- [Task brief]: Filter these entries so that only lines with the word "Ultrasound" remain.

______________________________

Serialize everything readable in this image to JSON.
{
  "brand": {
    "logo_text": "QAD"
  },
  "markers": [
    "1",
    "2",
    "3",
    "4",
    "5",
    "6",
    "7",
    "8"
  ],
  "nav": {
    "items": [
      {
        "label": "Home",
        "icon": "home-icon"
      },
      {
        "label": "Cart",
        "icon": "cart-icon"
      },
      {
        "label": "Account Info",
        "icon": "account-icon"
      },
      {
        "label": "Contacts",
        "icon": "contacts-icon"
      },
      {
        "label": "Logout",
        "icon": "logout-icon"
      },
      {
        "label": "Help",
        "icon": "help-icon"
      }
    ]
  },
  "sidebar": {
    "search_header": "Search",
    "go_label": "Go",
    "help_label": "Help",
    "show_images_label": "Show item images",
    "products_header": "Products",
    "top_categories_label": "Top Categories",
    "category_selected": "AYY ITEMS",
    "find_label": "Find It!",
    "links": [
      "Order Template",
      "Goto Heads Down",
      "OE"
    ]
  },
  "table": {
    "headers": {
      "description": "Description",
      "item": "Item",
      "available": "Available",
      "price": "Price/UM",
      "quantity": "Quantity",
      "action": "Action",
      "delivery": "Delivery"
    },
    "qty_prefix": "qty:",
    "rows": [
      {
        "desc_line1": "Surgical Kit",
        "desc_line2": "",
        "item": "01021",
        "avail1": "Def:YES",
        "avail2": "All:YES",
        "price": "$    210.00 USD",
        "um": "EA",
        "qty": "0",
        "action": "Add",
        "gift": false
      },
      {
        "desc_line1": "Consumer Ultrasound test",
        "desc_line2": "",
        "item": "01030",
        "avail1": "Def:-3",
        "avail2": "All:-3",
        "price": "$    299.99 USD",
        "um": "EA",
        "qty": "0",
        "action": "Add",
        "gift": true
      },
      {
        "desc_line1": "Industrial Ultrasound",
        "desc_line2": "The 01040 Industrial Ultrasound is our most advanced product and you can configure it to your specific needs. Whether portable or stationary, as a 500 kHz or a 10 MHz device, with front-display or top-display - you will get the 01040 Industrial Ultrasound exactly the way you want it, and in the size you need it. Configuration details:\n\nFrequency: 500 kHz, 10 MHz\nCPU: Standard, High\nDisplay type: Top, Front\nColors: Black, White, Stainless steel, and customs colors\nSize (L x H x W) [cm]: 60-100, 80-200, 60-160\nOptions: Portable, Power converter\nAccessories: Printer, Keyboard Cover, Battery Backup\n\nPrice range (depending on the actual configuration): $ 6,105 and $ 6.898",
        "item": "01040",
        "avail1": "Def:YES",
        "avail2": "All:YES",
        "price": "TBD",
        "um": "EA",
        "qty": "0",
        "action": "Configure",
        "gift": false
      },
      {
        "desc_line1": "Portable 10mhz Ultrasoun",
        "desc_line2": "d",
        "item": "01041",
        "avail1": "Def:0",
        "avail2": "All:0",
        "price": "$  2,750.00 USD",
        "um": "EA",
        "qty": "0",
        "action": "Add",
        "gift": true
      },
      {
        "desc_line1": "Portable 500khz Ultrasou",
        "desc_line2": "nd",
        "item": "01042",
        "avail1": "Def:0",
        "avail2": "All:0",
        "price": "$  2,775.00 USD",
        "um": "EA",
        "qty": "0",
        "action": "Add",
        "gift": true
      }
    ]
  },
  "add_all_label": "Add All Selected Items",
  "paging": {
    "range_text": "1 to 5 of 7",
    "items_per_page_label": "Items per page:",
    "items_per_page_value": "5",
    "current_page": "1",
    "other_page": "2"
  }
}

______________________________

- [Output of the exercise]:
        "desc_line1": "Consumer Ultrasound test",
        "desc_line1": "Industrial Ultrasound",
        "desc_line2": "The 01040 Industrial Ultrasound is our most advanced product and you can configure it to your specific needs. Whether portable or stationary, as a 500 kHz or a 10 MHz device, with front-display or top-display - you will get the 01040 Industrial Ultrasound exactly the way you want it, and in the size you need it. Configuration details:\n\nFrequency: 500 kHz, 10 MHz\nCPU: Standard, High\nDisplay type: Top, Front\nColors: Black, White, Stainless steel, and customs colors\nSize (L x H x W) [cm]: 60-100, 80-200, 60-160\nOptions: Portable, Power converter\nAccessories: Printer, Keyboard Cover, Battery Backup\n\nPrice range (depending on the actual configuration): $ 6,105 and $ 6.898",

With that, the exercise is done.